In late April/early May the north side of the mountain had begun to bulge by 1. 5 meters per day, indicating a build-up of magma and an increase in pressure. By then the mountain had lost its perfect cone shape. It was given the name ‘Mount Fuju of America’. What happened? Impacts? Economic All buildings and manmade structures within the vicinity of Spirit Lake were buried. More than 200 houses and cabins were destroyed and damaged in Skamania and Cowlitz Counties. Bridges, roads, trails, were also destroyed by the eruption. More than 185 miles of highways and 15 miles of railways were also damaged.
Around 12% of the total crop was ruined by settling dust. Fruit and alfalfa were hit the hardest. Crops and livestock on valley floors were lost due to flooding. Unemployment around the region of the volcano rose tenfold immediately after the eruption, about weeks following the disaster. This returned to normal after the area was cleaned up. Tourism was nearly crippled in the area after the volcano erupted, however, this was quickly remedied as tourists began pouring in, eager to see the results of the incident. Social Of course the destroying of the houses and cabins led to many people being homeless.

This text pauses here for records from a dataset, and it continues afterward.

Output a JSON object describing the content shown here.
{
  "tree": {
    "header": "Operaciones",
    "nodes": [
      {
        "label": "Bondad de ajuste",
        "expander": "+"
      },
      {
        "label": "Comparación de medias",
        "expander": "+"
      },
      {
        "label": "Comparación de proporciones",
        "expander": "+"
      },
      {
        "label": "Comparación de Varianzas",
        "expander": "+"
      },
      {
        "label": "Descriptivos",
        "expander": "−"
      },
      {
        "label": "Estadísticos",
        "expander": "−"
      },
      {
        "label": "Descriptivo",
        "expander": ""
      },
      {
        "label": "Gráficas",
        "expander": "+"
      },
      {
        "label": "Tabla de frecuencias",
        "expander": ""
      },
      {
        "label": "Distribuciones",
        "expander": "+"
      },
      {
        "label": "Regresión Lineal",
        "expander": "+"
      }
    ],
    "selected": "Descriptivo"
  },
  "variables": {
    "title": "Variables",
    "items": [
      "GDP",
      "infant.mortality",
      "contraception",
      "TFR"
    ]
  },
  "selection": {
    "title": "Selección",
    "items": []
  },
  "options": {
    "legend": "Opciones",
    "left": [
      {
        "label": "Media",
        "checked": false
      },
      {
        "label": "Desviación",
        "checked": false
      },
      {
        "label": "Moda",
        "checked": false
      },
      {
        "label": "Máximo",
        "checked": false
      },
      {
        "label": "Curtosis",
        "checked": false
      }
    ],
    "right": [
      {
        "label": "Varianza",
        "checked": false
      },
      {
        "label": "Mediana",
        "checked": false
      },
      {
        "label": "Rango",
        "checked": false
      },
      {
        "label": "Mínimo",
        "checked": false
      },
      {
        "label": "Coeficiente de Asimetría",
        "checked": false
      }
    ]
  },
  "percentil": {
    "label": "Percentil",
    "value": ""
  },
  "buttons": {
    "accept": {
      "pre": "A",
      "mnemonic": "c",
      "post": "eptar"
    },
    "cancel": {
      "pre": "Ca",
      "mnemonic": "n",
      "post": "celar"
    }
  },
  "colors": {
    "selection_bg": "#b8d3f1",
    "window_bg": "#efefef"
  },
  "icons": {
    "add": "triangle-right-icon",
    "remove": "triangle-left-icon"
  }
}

The ash coming from the eruption hindered the smooth running of car engines in three states. Trees caused a logjam 60 km away, carried away by floodwater. Electricity supplies were interrupted and telephone wires were cut. Many other electronic equipment malfunctioned due to the layers of ash and the fine ash that drifted into the engines or structures. Transportation was also affected because railways and highways were closed down. The ash also limited visibility, so it was dangerous on the roads. Ash accumulation stopped airplanes from taking off in airports around the area.
Environmental Many tens of thousands of acres of prime forest were destroyed or heavily damaged. Every tree in the 250 km2 blast zone north of the volcano was totally flattened and destroyed. 10 million or so trees had to be replanted. Like with the trees, nothing alive, or inanimate, survived the eruption within the blast zone. Game animals like elks, bears, and deer perished in the area as well; Around 7000 of them died. However smaller rodents and such animals were able to survive, as they were below ground level and/or water surface when the volcano erupted.
Salmon and other fish were lost when the hatcheries were destroyed, and an estimated of 40,000 young salmon were lost when they were forced to swim through hydroelectric turbine blades. After the eruption Mount St. Helens was left with a huge crater on its north side. The loss of the north side of the mountain, which was 13% of the cone’s volume, reduced Mount St. Helens’ height by about 1,313 feet and left a crater that was 1 to 2 miles wide and 2,100 feet deep. Responses The government of Washington State set up two zones around the volcano, a ‘Red Zone’ and a ‘Blue Zone’.
The red one surrounded the volcano, while the blue one surrounded the red one. The WA National Guard response to Mt. St. Helens eruption was:(from youtube): “When I saw the plume rice 60-80,000 feet above, I mean it was just awesome that one away to say it because we never really get to see things like this often, however when I saw at the rate it was coming towards us I felt tremendously terrified. ” Five of the guards ignored the ‘shut down’ command and went to save survivors of the eruption. Many people owe their lives to the five guards who risked their own lives to save them.